◆ TASK ITEM ◆
Copy each line of the material in which the word "that" appears.

◆ RECORDS FOR THIS EXERCISE ◆
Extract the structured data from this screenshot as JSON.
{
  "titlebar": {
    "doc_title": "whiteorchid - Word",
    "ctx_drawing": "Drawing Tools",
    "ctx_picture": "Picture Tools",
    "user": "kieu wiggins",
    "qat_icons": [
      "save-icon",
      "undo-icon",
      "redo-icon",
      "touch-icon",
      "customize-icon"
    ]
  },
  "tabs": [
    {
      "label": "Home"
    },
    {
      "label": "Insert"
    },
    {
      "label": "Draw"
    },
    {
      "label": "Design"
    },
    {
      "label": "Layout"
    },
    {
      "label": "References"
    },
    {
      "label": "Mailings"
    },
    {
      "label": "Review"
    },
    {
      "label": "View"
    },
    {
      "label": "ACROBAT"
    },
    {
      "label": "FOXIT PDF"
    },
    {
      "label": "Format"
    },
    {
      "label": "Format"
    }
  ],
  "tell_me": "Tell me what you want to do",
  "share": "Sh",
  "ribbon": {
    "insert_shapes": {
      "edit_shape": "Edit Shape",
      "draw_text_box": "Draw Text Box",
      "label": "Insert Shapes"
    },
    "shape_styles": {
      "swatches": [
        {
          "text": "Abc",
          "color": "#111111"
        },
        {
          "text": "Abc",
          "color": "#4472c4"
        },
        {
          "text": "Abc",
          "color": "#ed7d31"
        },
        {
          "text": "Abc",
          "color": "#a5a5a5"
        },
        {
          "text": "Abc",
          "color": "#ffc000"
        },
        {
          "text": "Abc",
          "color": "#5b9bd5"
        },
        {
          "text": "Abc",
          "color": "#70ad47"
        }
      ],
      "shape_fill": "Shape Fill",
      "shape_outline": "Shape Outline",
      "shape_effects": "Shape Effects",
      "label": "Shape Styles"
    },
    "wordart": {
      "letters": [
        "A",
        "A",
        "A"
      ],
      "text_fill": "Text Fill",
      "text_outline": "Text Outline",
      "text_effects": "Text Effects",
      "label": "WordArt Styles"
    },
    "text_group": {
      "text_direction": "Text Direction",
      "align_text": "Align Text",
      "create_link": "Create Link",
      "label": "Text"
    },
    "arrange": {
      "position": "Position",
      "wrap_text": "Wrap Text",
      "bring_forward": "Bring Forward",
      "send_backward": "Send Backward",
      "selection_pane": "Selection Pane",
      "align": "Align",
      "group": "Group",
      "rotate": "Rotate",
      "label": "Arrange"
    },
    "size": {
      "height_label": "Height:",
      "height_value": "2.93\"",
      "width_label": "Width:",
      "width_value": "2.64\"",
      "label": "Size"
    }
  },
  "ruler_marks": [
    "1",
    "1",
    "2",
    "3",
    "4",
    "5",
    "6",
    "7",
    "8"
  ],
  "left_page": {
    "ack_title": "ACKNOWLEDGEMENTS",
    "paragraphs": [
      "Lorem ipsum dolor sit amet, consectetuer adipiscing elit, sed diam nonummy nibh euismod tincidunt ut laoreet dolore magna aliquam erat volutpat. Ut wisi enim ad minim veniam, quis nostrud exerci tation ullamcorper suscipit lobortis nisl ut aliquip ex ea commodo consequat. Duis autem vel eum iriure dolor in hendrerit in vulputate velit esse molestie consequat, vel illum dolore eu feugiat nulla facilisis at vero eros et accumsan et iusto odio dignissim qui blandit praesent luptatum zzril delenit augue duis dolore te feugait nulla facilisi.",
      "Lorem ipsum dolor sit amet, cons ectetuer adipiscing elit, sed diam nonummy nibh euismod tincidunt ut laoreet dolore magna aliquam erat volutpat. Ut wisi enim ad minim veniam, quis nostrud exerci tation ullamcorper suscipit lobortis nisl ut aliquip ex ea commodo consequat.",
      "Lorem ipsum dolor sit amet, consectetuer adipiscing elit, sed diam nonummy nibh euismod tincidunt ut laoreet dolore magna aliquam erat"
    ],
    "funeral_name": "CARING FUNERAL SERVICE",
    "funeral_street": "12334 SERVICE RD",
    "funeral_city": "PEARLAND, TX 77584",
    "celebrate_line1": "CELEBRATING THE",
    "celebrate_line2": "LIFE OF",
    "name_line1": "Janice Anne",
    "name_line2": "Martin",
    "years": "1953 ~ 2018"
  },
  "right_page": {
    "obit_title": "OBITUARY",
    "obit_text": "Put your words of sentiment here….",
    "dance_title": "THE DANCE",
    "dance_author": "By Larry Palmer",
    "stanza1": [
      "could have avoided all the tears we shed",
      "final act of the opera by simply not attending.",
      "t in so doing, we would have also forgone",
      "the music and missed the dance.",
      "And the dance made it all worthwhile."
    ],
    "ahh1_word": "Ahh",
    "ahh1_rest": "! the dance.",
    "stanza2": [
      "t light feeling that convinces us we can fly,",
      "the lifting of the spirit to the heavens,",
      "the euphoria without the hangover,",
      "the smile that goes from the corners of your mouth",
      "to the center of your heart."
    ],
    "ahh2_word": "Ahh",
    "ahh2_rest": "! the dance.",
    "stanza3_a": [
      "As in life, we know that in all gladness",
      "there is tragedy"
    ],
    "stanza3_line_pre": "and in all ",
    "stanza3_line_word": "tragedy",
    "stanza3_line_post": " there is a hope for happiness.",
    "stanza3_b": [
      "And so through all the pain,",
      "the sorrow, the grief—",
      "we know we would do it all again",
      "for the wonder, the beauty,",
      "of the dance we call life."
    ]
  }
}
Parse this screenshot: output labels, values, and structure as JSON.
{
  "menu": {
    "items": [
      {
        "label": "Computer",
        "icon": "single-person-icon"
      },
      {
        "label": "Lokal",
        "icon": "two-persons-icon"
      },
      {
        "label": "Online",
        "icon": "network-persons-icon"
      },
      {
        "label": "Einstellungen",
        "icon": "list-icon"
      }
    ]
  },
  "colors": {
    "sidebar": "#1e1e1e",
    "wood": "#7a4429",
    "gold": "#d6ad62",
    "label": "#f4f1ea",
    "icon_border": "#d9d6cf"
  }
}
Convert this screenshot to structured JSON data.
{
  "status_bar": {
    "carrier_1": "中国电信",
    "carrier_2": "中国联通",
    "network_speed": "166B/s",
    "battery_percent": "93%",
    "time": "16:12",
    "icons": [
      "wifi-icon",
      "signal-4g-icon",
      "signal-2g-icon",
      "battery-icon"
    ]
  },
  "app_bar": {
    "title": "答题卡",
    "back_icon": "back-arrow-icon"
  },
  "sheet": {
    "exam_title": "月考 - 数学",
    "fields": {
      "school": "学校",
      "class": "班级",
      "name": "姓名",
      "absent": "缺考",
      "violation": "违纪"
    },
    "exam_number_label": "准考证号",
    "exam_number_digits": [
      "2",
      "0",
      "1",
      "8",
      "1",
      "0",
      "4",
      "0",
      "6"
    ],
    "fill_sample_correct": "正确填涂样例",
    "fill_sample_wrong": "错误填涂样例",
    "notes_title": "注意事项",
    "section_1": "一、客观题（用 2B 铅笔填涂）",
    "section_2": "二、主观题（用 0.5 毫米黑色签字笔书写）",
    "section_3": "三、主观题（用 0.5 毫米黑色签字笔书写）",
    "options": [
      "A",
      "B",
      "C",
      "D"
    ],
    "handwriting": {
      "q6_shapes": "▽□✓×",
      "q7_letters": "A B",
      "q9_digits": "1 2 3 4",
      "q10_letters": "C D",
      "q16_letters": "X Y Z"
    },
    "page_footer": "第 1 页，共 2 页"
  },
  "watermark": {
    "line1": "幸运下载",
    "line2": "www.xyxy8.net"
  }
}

◆ COMPLETED TASK ◆
      "t light feeling that convinces us we can fly,",
      "the smile that goes from the corners of your mouth",
      "As in life, we know that in all gladness",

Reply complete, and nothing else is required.